And the reality is, if this secretary or anyone else e-mailed a stand-down order, as this mythical claim exists out there, there would be several...

ISSA: That is not what this discovery is about, Adam, and you know it.

(CROSSTALK)

SCHIFF: ... discoveries, several people on the receiving end of that e-mail. There would be people at the Pentagon. There would be people in the field who would have to receive that order.

(CROSSTALK)

SCHIFF: None of that. There's no evidence of that.

SMERCONISH: Congressman, it makes me wonder.

And, Congressman Issa, quickly, you can have the final word. But it makes me wonder, well, who then is doing the screening? If you have 50,000 pages, she's not sitting there with the former president in the rec room going through everything. Who are these people? What kind of a clearance do they have? There are a whole host of questions that I think still need to get resolved. Take a quick final comment.

ISSA: Michael, Trey - Trey - Trey Gowdy, the chairman, and Adam Schiff have one thing in common. They both served in U.S. attorney's office. And they both know that voluntary cooperation does not guarantee that it's a crime not to deliver all.

A subpoena which Trey Gowdy issued is so that in fact it will be a crime if she knowingly withholds documents pursuant to subpoena. He needed to do that because she wasn't forthcoming two-and-a-half years ago. She, in fact, hid the very existence of this until she was caught.
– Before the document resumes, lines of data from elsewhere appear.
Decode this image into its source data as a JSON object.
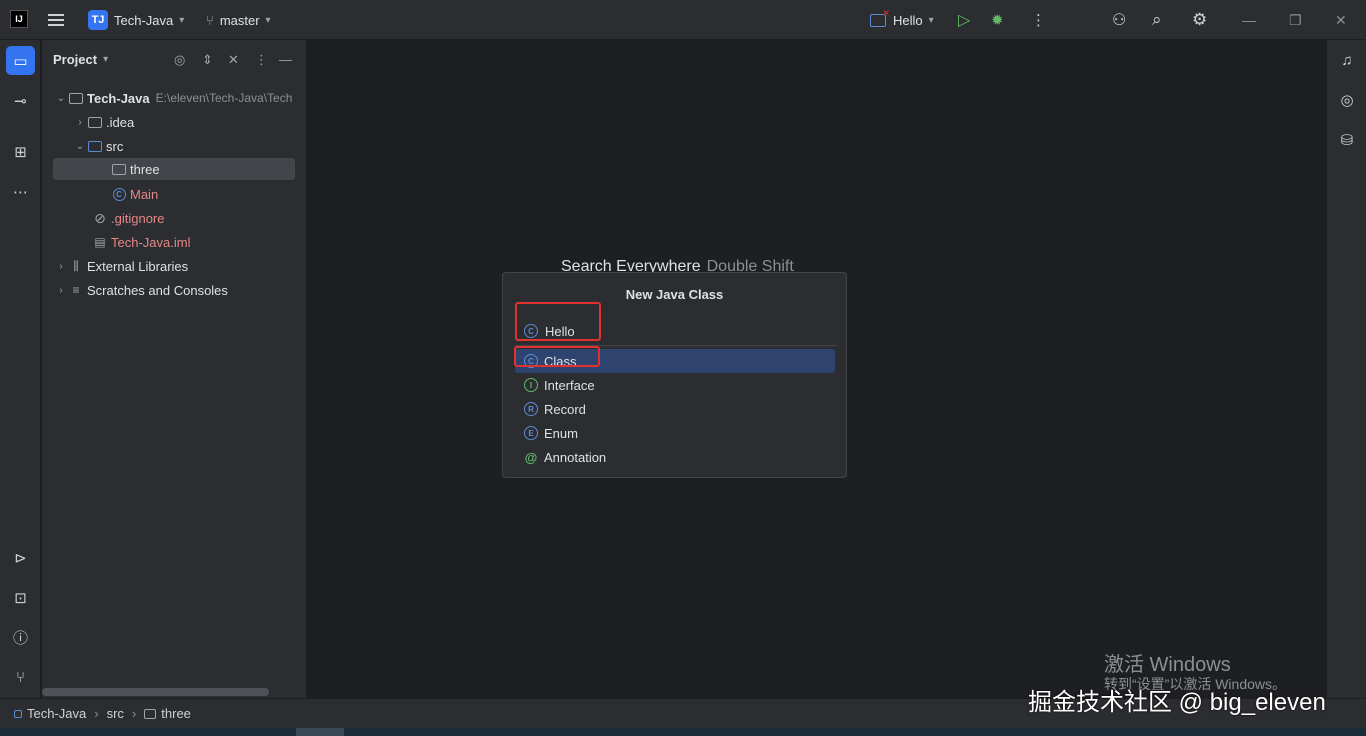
{
  "titlebar": {
    "logo": "IJ",
    "project_badge": "TJ",
    "project_name": "Tech-Java",
    "branch": "master",
    "run_config": "Hello"
  },
  "project_panel": {
    "title": "Project",
    "tree": [
      {
        "label": "Tech-Java",
        "path": "E:\\eleven\\Tech-Java\\Tech",
        "icon": "folder-icon"
      },
      {
        "label": ".idea",
        "icon": "folder-icon"
      },
      {
        "label": "src",
        "icon": "source-folder-icon"
      },
      {
        "label": "three",
        "icon": "package-icon"
      },
      {
        "label": "Main",
        "icon": "class-icon"
      },
      {
        "label": ".gitignore",
        "icon": "ignore-file-icon"
      },
      {
        "label": "Tech-Java.iml",
        "icon": "module-file-icon"
      },
      {
        "label": "External Libraries",
        "icon": "library-icon"
      },
      {
        "label": "Scratches and Consoles",
        "icon": "scratches-icon"
      }
    ]
  },
  "editor": {
    "hint_action": "Search Everywhere",
    "hint_shortcut": "Double Shift"
  },
  "popup": {
    "title": "New Java Class",
    "name_value": "Hello",
    "options": [
      "Class",
      "Interface",
      "Record",
      "Enum",
      "Annotation"
    ],
    "option_glyphs": [
      "C",
      "I",
      "R",
      "E",
      "@"
    ],
    "selected": "Class"
  },
  "statusbar": {
    "crumbs": [
      "Tech-Java",
      "src",
      "three"
    ]
  },
  "overlay": {
    "activation_title": "激活 Windows",
    "activation_sub": "转到“设置”以激活 Windows。",
    "watermark": "掘金技术社区 @ big_eleven"
  },
  "colors": {
    "accent": "#3574f0",
    "selection": "#2e436e",
    "highlight_box": "#e03030",
    "vcs_modified_text": "#e5888a"
  }
}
And the fact that they knew in August..

(CROSSTALK)

SCHIFF: Michael...

SMERCONISH: Quick rebuttal.

(CROSSTALK)

SMERCONISH: Go ahead.

(CROSSTALK)

SCHIFF: There was no need to issue a subpoena last year.

ISSA: There was every need for a subpoena.

SCHIFF: There was no need to issue a subpoena this year because she has provided the documents we asked for.

The only reason to give a subpoena for documents you already have, if you want to politically grandstand or make a presidential political issue. That's the only reason to do that with a cooperating witness.

(CROSSTALK)

SMERCONISH: Gentlemen, thank you. Thank you both.

ISSA: Oh, Adam, I would love to see your history of that.

SMERCONISH: I wish we had more time.

Thank you, Congressman Adam Schiff.

Thank you, Congressman Darrell Issa.

ISSA: Thank you.


Topics: CNN
tmpl
soundoff (No Responses)

Comments are closed.